Arana Daniel devised a system in which a robot, equipped with a flashlight and a stereoscopic camera, obtains images of the environment and, after a series of mathematical operations, distinguishes between people and debris. During the imaging process, which has a similar appearance to that of animated films, HD cameras are used to scan the environment. Then, the image is cleaned and the patterns of interest — in this case human silhouettes from the rubble — are segmented.
A friction crawler-based drive system (such as the one in war tanks), ideal for all types of terrain, is necessary to break into irregular ground. The robot also has motion sensors, cameras, a laser and an infrared system, allowing it to rebuild the environment and, thereby, find paths or create 2-D maps.
Due to its complexity, this interdisciplinary project required the support of Alma Yolanda Alanis García, Carlos Alberto López Franco and Gehová Lopez all from CUCEI, who handled both the visual and motion control of the robot. Initially, the whole system is integrated in the robot. However, when the model is too fragile to carry a computer, the algorithm runs on a separate laptop, and the robot is controlled wirelessly. In this way, the human recognition images obtained by the cameras of the robot are transmitted to the computer, said Arana Daniel.
Once the robot obtains silhouettes, it uses the descriptor system that obtains the visual characteristics (3-D points) to segment (wrapping objects in circles), and then it builds the human external silhouettes. These silhouettes will serve as descriptors to train a neural network called CSVM, developed by Arana Daniel, to recognize patterns
After that, the captured images are transformed into numerical values representing shape, color and density. When merged, these figures give rise to a new image, which passes through a filter to detect whether it is a human silhouette or not.

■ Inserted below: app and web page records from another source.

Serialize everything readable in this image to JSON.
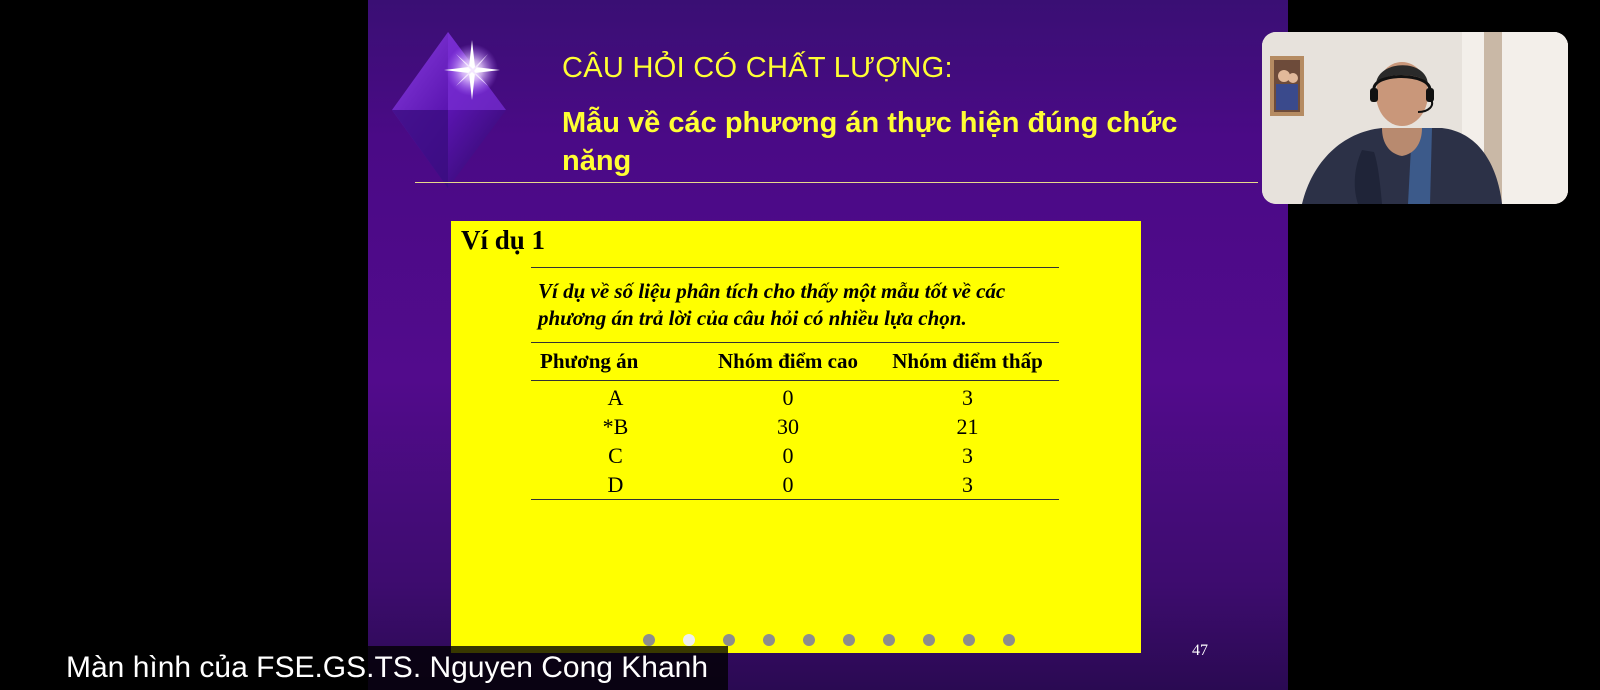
{
  "slide": {
    "title_line1": "CÂU HỎI CÓ CHẤT LƯỢNG:",
    "title_line2": "Mẫu về các phương án thực hiện đúng chức năng",
    "example_heading": "Ví dụ 1",
    "example_caption": "Ví dụ về số liệu phân tích cho thấy một mẫu tốt về các phương án trả lời của câu hỏi có nhiều lựa chọn.",
    "table": {
      "headers": [
        "Phương án",
        "Nhóm điểm cao",
        "Nhóm điểm thấp"
      ],
      "rows": [
        [
          "A",
          "0",
          "3"
        ],
        [
          "*B",
          "30",
          "21"
        ],
        [
          "C",
          "0",
          "3"
        ],
        [
          "D",
          "0",
          "3"
        ]
      ]
    },
    "page_number": "47",
    "colors": {
      "title": "#ffff33",
      "box": "#ffff00",
      "background": "#4a0a86"
    }
  },
  "pager": {
    "total": 10,
    "active_index": 1
  },
  "presenter_caption": "Màn hình của FSE.GS.TS. Nguyen Cong Khanh",
  "icons": [
    "diamond-star-icon",
    "pager-dot-icon",
    "webcam-video-icon"
  ]
}
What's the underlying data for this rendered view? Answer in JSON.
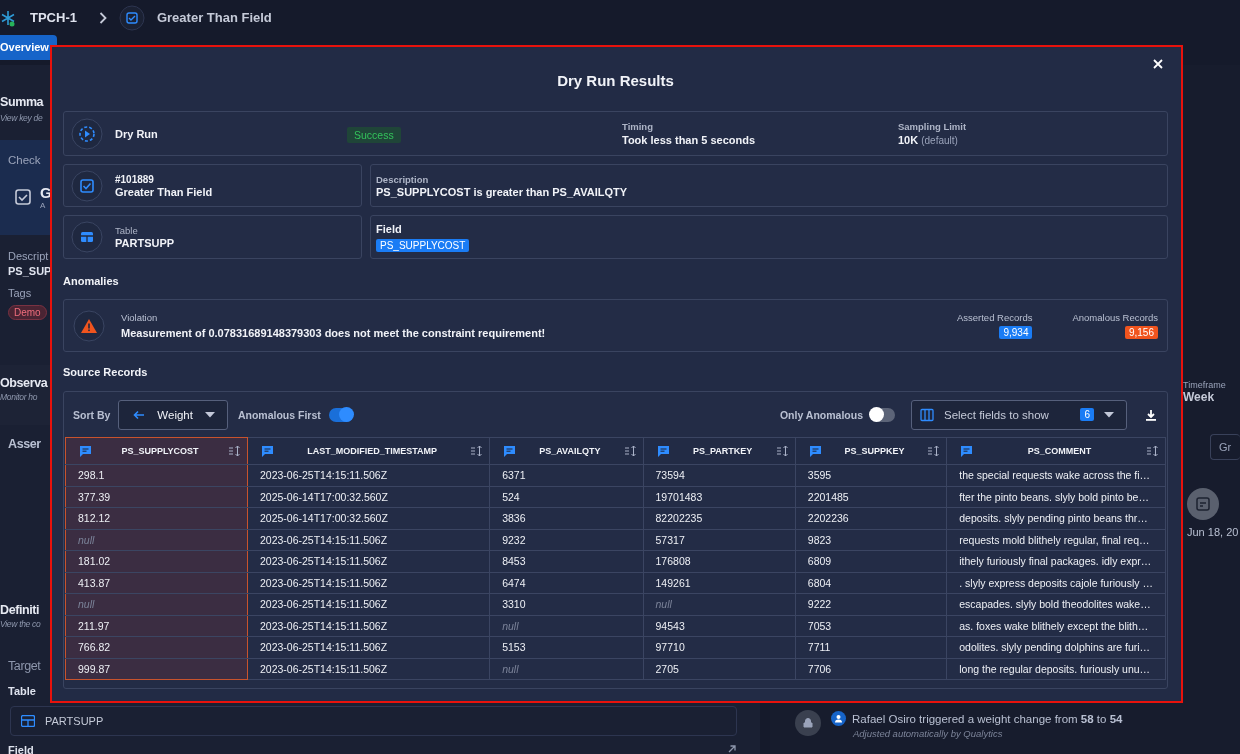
{
  "header": {
    "breadcrumbs": [
      {
        "text": "TPCH-1"
      },
      {
        "text": "Greater Than Field"
      }
    ]
  },
  "tabs": [
    {
      "label": "Overview",
      "selected": true
    }
  ],
  "left_panel": {
    "summary_title": "Summa",
    "summary_subtitle": "View key de",
    "check_label": "Check",
    "check_name": "G",
    "check_sub": "A",
    "description_label": "Descript",
    "description_value": "PS_SUP",
    "tags_label": "Tags",
    "tags": [
      "Demo"
    ],
    "observability_title": "Observa",
    "observability_subtitle": "Monitor ho",
    "assertions_title": "Asser",
    "definition_title": "Definiti",
    "definition_subtitle": "View the co",
    "target_title": "Target",
    "table_label": "Table",
    "table_value": "PARTSUPP",
    "field_label": "Field"
  },
  "right_panel": {
    "timeframe_label": "Timeframe",
    "timeframe_value": "Week",
    "group_button": "Gr",
    "event_date": "Jun 18, 20",
    "activity": {
      "text": "Rafael Osiro triggered a weight change from **58** to **54**",
      "note": "Adjusted automatically by Qualytics"
    }
  },
  "modal": {
    "title": "Dry Run Results",
    "summary": {
      "name": "Dry Run",
      "status": "Success",
      "timing_label": "Timing",
      "timing_value": "Took less than 5 seconds",
      "sampling_label": "Sampling Limit",
      "sampling_value": "10K",
      "sampling_note": "(default)"
    },
    "check": {
      "id": "#101889",
      "name": "Greater Than Field"
    },
    "description": {
      "label": "Description",
      "value": "PS_SUPPLYCOST is greater than PS_AVAILQTY"
    },
    "table": {
      "label": "Table",
      "value": "PARTSUPP"
    },
    "field": {
      "label": "Field",
      "tag": "PS_SUPPLYCOST"
    },
    "anomalies_title": "Anomalies",
    "violation": {
      "label": "Violation",
      "message": "Measurement of 0.07831689148379303 does not meet the constraint requirement!",
      "counts": [
        {
          "label": "Asserted Records",
          "value": "9,934",
          "color": "#1a7cf5"
        },
        {
          "label": "Anomalous Records",
          "value": "9,156",
          "color": "#f0541e"
        }
      ]
    },
    "source_records_title": "Source Records",
    "toolbar": {
      "sort_label": "Sort By",
      "sort_value": "Weight",
      "anomalous_first": {
        "label": "Anomalous First",
        "on": true
      },
      "only_anomalous": {
        "label": "Only Anomalous",
        "on": false
      },
      "fields_placeholder": "Select fields to show",
      "fields_count": "6"
    },
    "columns": [
      {
        "name": "PS_SUPPLYCOST",
        "anomalous": true
      },
      {
        "name": "LAST_MODIFIED_TIMESTAMP",
        "anomalous": false
      },
      {
        "name": "PS_AVAILQTY",
        "anomalous": false
      },
      {
        "name": "PS_PARTKEY",
        "anomalous": false
      },
      {
        "name": "PS_SUPPKEY",
        "anomalous": false
      },
      {
        "name": "PS_COMMENT",
        "anomalous": false
      }
    ],
    "rows": [
      [
        "298.1",
        "2023-06-25T14:15:11.506Z",
        "6371",
        "73594",
        "3595",
        "the special requests wake across the fi…"
      ],
      [
        "377.39",
        "2025-06-14T17:00:32.560Z",
        "524",
        "19701483",
        "2201485",
        "fter the pinto beans. slyly bold pinto be…"
      ],
      [
        "812.12",
        "2025-06-14T17:00:32.560Z",
        "3836",
        "82202235",
        "2202236",
        "deposits. slyly pending pinto beans thr…"
      ],
      [
        {
          "text": "null",
          "empty": true
        },
        "2023-06-25T14:15:11.506Z",
        "9232",
        "57317",
        "9823",
        "requests mold blithely regular, final req…"
      ],
      [
        "181.02",
        "2023-06-25T14:15:11.506Z",
        "8453",
        "176808",
        "6809",
        "ithely furiously final packages. idly expr…"
      ],
      [
        "413.87",
        "2023-06-25T14:15:11.506Z",
        "6474",
        "149261",
        "6804",
        ". slyly express deposits cajole furiously …"
      ],
      [
        {
          "text": "null",
          "empty": true
        },
        "2023-06-25T14:15:11.506Z",
        "3310",
        {
          "text": "null",
          "empty": true
        },
        "9222",
        "escapades. slyly bold theodolites wake…"
      ],
      [
        "211.97",
        "2023-06-25T14:15:11.506Z",
        {
          "text": "null",
          "empty": true
        },
        "94543",
        "7053",
        "as. foxes wake blithely except the blith…"
      ],
      [
        "766.82",
        "2023-06-25T14:15:11.506Z",
        "5153",
        "97710",
        "7711",
        "odolites. slyly pending dolphins are furi…"
      ],
      [
        "999.87",
        "2023-06-25T14:15:11.506Z",
        {
          "text": "null",
          "empty": true
        },
        "2705",
        "7706",
        "long the regular deposits. furiously unu…"
      ]
    ]
  }
}
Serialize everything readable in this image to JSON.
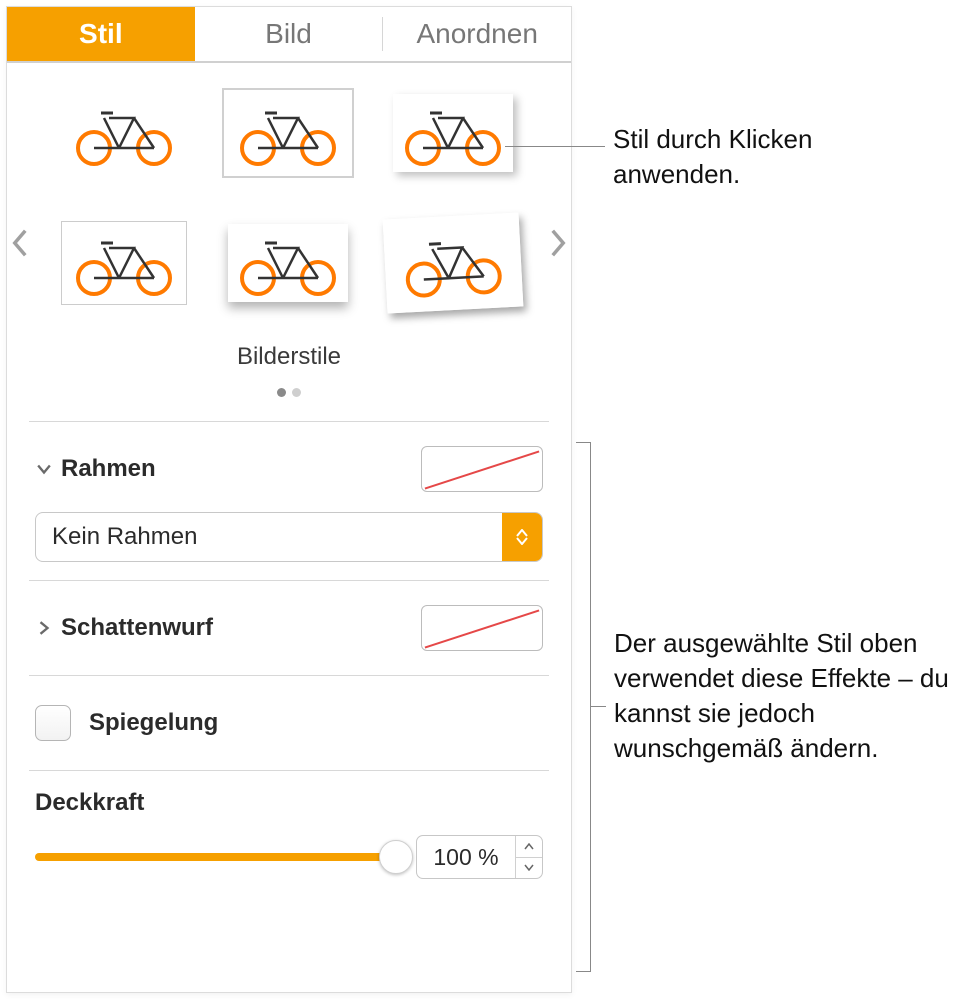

“Pattern recognition allows the descriptors to automatically distinguish objects containing information about the features that represent a human figure; this involves developing algorithms to solve problems of the descriptor and assign features to an object,” explained the pattern recognition specialist at the UDG.
Finally, the purpose is to continue working with the robot and to train it to automatically classify human shapes from previous experience. The idea is to mimic the learning process of intelligent beings, allowing it to automatically relate elements.